Task brief.
Once the pictures are removed, reproduce what is left of the data below exactly.

Data shown.
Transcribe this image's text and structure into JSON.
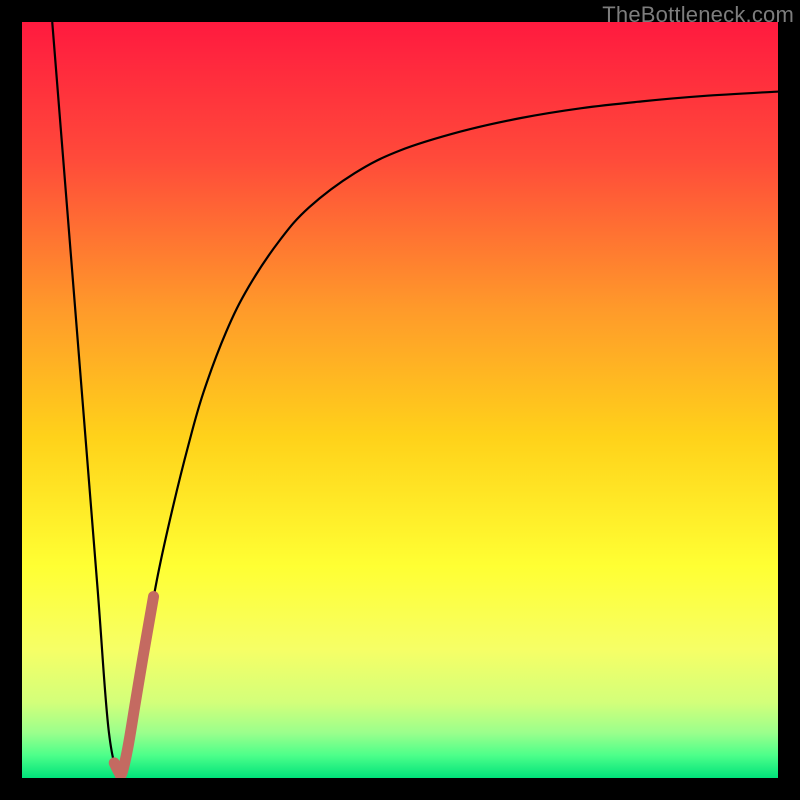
{
  "watermark": "TheBottleneck.com",
  "chart_data": {
    "type": "line",
    "title": "",
    "xlabel": "",
    "ylabel": "",
    "xlim": [
      0,
      100
    ],
    "ylim": [
      0,
      100
    ],
    "background": {
      "gradient_type": "vertical",
      "stops": [
        {
          "pos": 0.0,
          "color": "#ff1a3f"
        },
        {
          "pos": 0.18,
          "color": "#ff4a3a"
        },
        {
          "pos": 0.38,
          "color": "#ff9a2a"
        },
        {
          "pos": 0.55,
          "color": "#ffd21a"
        },
        {
          "pos": 0.72,
          "color": "#ffff33"
        },
        {
          "pos": 0.83,
          "color": "#f6ff66"
        },
        {
          "pos": 0.9,
          "color": "#d3ff7a"
        },
        {
          "pos": 0.94,
          "color": "#9bff8c"
        },
        {
          "pos": 0.97,
          "color": "#4dff8a"
        },
        {
          "pos": 1.0,
          "color": "#00e27a"
        }
      ]
    },
    "series": [
      {
        "name": "curve-main",
        "stroke": "#000000",
        "stroke_width": 2.2,
        "x": [
          4.0,
          6.0,
          8.0,
          10.0,
          11.5,
          13.0,
          14.0,
          15.0,
          16.0,
          18.0,
          20.0,
          22.0,
          24.0,
          27.0,
          30.0,
          34.0,
          38.0,
          44.0,
          50.0,
          58.0,
          66.0,
          74.0,
          82.0,
          90.0,
          100.0
        ],
        "y": [
          100.0,
          75.0,
          50.0,
          25.0,
          6.0,
          0.5,
          4.0,
          10.0,
          16.0,
          27.0,
          36.0,
          44.0,
          51.0,
          59.0,
          65.0,
          71.0,
          75.5,
          80.0,
          83.0,
          85.5,
          87.3,
          88.6,
          89.5,
          90.2,
          90.8
        ]
      },
      {
        "name": "highlight-segment",
        "stroke": "#c46a61",
        "stroke_width": 11,
        "linecap": "round",
        "x": [
          12.2,
          12.8,
          13.2,
          14.0,
          15.0,
          16.0,
          17.4
        ],
        "y": [
          2.0,
          0.8,
          0.6,
          4.0,
          10.0,
          16.0,
          24.0
        ]
      }
    ]
  }
}
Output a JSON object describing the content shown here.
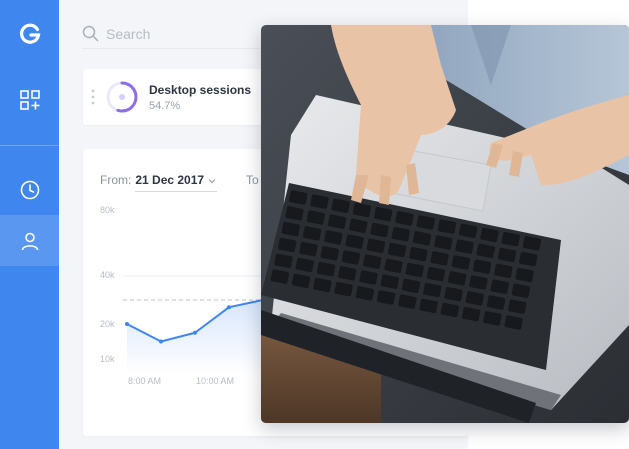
{
  "sidebar": {
    "logo": "G",
    "icons": [
      "apps-add-icon",
      "clock-icon",
      "user-icon"
    ],
    "accent": "#3f86ef"
  },
  "search": {
    "placeholder": "Search"
  },
  "sessions_card": {
    "title": "Desktop sessions",
    "value": "54.7%",
    "percent": 0.547
  },
  "date_range": {
    "from_label": "From:",
    "from_value": "21 Dec 2017",
    "to_label": "To"
  },
  "chart_data": {
    "type": "area",
    "yticks": [
      "80k",
      "40k",
      "20k",
      "10k"
    ],
    "xticks": [
      "8:00 AM",
      "10:00 AM"
    ],
    "reference_line": 30000,
    "series": [
      {
        "values": [
          20000,
          15000,
          17500,
          27000,
          30000,
          32000
        ]
      }
    ],
    "line_color": "#3f86ef"
  }
}
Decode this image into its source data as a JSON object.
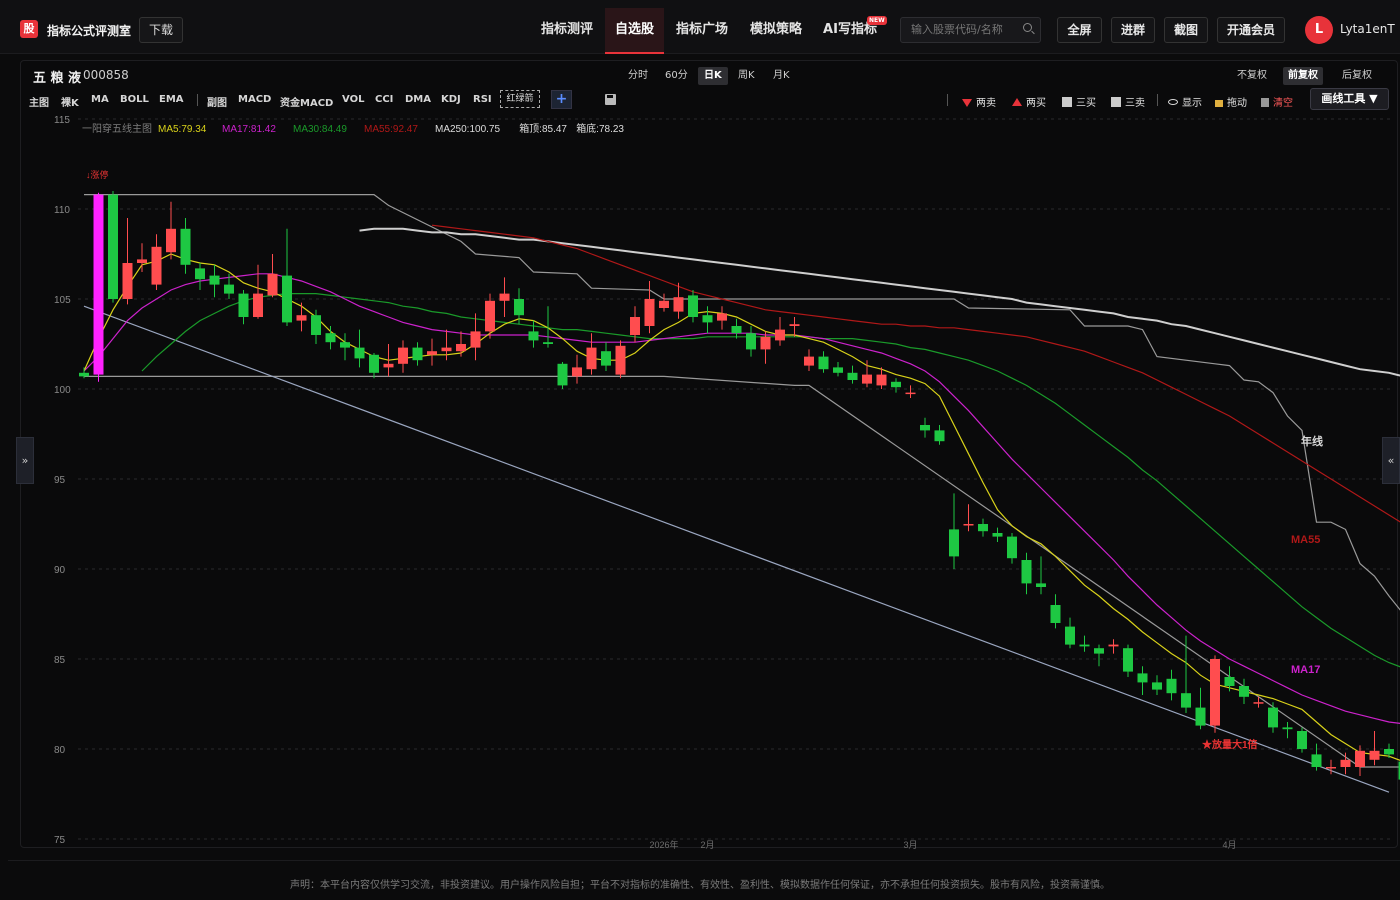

Written response.
Transcribe this image's text and structure into JSON.
{
  "watermark": "TheBottleneck.com",
  "chart_data": {
    "type": "line",
    "title": "",
    "xlabel": "",
    "ylabel": "",
    "xlim": [
      0,
      100
    ],
    "ylim": [
      0,
      100
    ],
    "background": {
      "gradient_type": "vertical",
      "stops": [
        {
          "pos": 0.0,
          "color": "#ff1a3f"
        },
        {
          "pos": 0.18,
          "color": "#ff4a3a"
        },
        {
          "pos": 0.38,
          "color": "#ff9a2a"
        },
        {
          "pos": 0.55,
          "color": "#ffd21a"
        },
        {
          "pos": 0.72,
          "color": "#ffff33"
        },
        {
          "pos": 0.83,
          "color": "#f6ff66"
        },
        {
          "pos": 0.9,
          "color": "#d3ff7a"
        },
        {
          "pos": 0.94,
          "color": "#9bff8c"
        },
        {
          "pos": 0.97,
          "color": "#4dff8a"
        },
        {
          "pos": 1.0,
          "color": "#00e27a"
        }
      ]
    },
    "series": [
      {
        "name": "curve-main",
        "stroke": "#000000",
        "stroke_width": 2.2,
        "x": [
          4.0,
          6.0,
          8.0,
          10.0,
          11.5,
          13.0,
          14.0,
          15.0,
          16.0,
          18.0,
          20.0,
          22.0,
          24.0,
          27.0,
          30.0,
          34.0,
          38.0,
          44.0,
          50.0,
          58.0,
          66.0,
          74.0,
          82.0,
          90.0,
          100.0
        ],
        "y": [
          100.0,
          75.0,
          50.0,
          25.0,
          6.0,
          0.5,
          4.0,
          10.0,
          16.0,
          27.0,
          36.0,
          44.0,
          51.0,
          59.0,
          65.0,
          71.0,
          75.5,
          80.0,
          83.0,
          85.5,
          87.3,
          88.6,
          89.5,
          90.2,
          90.8
        ]
      },
      {
        "name": "highlight-segment",
        "stroke": "#c46a61",
        "stroke_width": 11,
        "linecap": "round",
        "x": [
          12.2,
          12.8,
          13.2,
          14.0,
          15.0,
          16.0,
          17.4
        ],
        "y": [
          2.0,
          0.8,
          0.6,
          4.0,
          10.0,
          16.0,
          24.0
        ]
      }
    ]
  }
}
Output a JSON object describing the content shown here.
{
  "sidebar": {
    "logo": "G",
    "icons": [
      "apps-add-icon",
      "clock-icon",
      "user-icon"
    ],
    "accent": "#3f86ef"
  },
  "search": {
    "placeholder": "Search"
  },
  "sessions_card": {
    "title": "Desktop sessions",
    "value": "54.7%",
    "percent": 0.547
  },
  "date_range": {
    "from_label": "From:",
    "from_value": "21 Dec 2017",
    "to_label": "To"
  },
  "chart_data": {
    "type": "area",
    "yticks": [
      "80k",
      "40k",
      "20k",
      "10k"
    ],
    "xticks": [
      "8:00 AM",
      "10:00 AM"
    ],
    "reference_line": 30000,
    "series": [
      {
        "values": [
          20000,
          15000,
          17500,
          27000,
          30000,
          32000
        ]
      }
    ],
    "line_color": "#3f86ef"
  }
}
Decode this image into its source data as a JSON object.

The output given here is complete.